“I continue, and I think the speaker also continues to keep a cordial relationship with the governor,” Carmichael said. “We are anxious to work with him. We are in no way degenerating into the name-calling aspect, this that and whatever. What we have, what this group of people has, is an absolute desire to do the right thing. These are not easy decisions.”

Dels. Carol Miller, Kelli Sobonya, Matt Rohrbach, and Chuck Romine, all R-Cabell, were among those at the press conference Monday.

Miller, the only local delegate to serve on the House Finance Committee, said the job of the legislature was to bring forth a balanced budget and to work within the framework of what resources were available to them.

“As every household understands, whatever amount of money you bring in, you shouldn’t exceed, or you get in trouble,” Miller said. “If you make $40,000 a year, you don’t budget to spend $45,000. You budget to spend about $38,000, hope you can go to King’s Island or the beach; hope your hot water tank doesn’t go; that you don’t need a new roof; but you give a little cushion. That’s what we’re trying to do with this budget is to live within our means. It’s time.”

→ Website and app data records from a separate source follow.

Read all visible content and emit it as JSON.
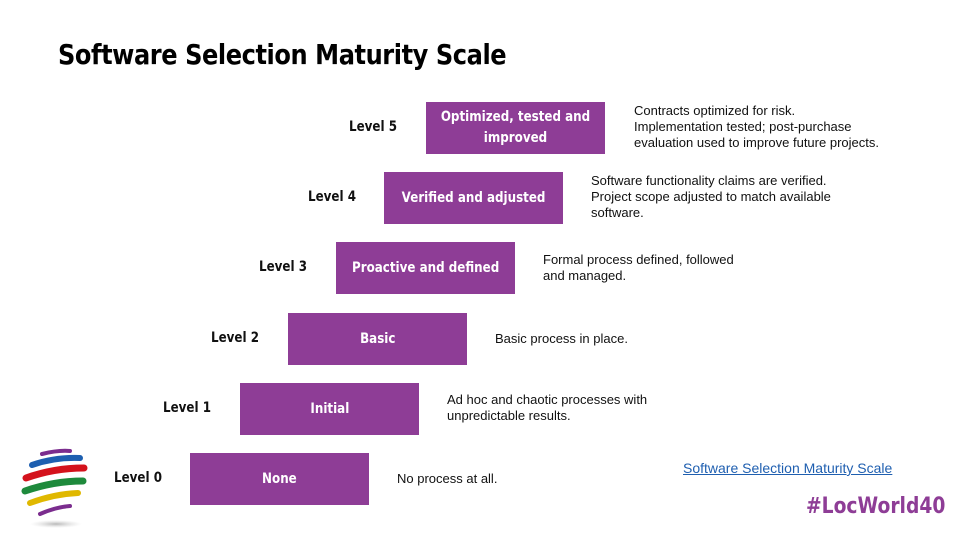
{
  "slide": {
    "title": "Software Selection Maturity Scale",
    "accent_color": "#8e3d96"
  },
  "levels": [
    {
      "label": "Level 5",
      "name": "Optimized, tested and improved",
      "description": "Contracts optimized for risk.\nImplementation tested; post-purchase\nevaluation used to improve future projects."
    },
    {
      "label": "Level 4",
      "name": "Verified and adjusted",
      "description": "Software functionality claims are verified.\nProject scope adjusted to match available\nsoftware."
    },
    {
      "label": "Level 3",
      "name": "Proactive and defined",
      "description": "Formal process defined, followed\nand managed."
    },
    {
      "label": "Level 2",
      "name": "Basic",
      "description": "Basic process in place."
    },
    {
      "label": "Level 1",
      "name": "Initial",
      "description": "Ad hoc and chaotic processes with\nunpredictable results."
    },
    {
      "label": "Level 0",
      "name": "None",
      "description": "No process at all."
    }
  ],
  "footer": {
    "link_text": "Software Selection Maturity  Scale",
    "hashtag": "#LocWorld40",
    "logo_icon": "striped-globe-logo"
  }
}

Rohrbach, a moderate Republican who was called to meet with Justice shortly after the news conference, said it was obvious the state had revenue issues, making it all the more important for officials to make sure the state was living within its means.

“We have to balance the needs of state government versus the revenue needed to fulfill it,” Rohrbach said. “I’m sure there will be some give and take. I doubt that the governor’s budget at $4.5 billion is where we eventually wind up, and I don’t think what you heard today, at $4.055 billion is where we’re going to wind up. I suspect we’re going to end up in the middle, probably about where we were with this last budget, and figuring out how to fill that hole in.”

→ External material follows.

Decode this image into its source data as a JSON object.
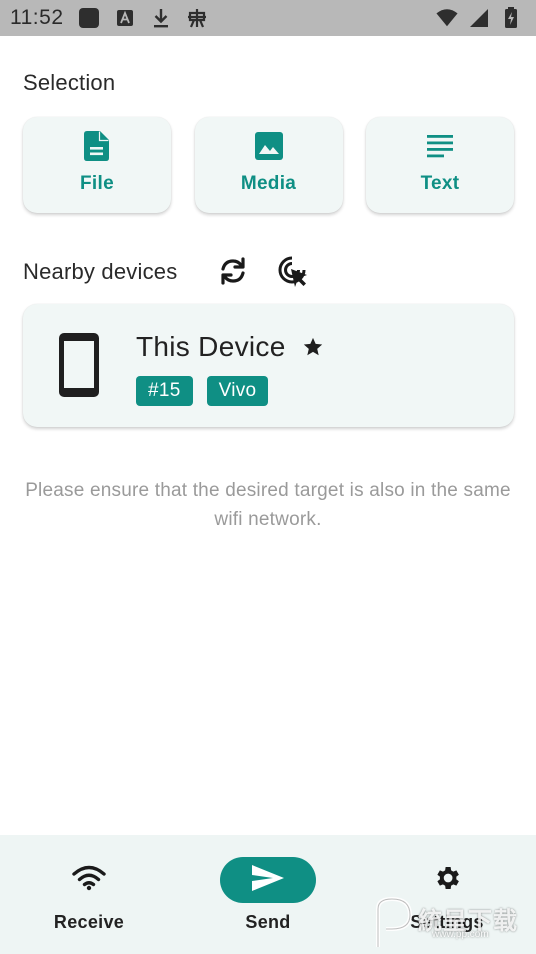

Sen. Mike Woelfel, D-Cabell, was not at the news conference, but a quick review of the budget had him concerned about certain proposed taxes but also eager to study the budget.

“I’m willing to examine the budget proposal carefully and deliberate on it. I’m troubled by the consumption tax,” Woelfel said. ” I completely agree with living within our budget. I do see budget cuts I like in here. I think we should continue to downsize government because we have many fewer people and the government has to live within its means.”

See more from The Herald-Dispatch


Comments are closed.

Subscribe to Our Newsletter

Subscribe to Our Newsletter

And get our latest content in your inbox

Invalid email address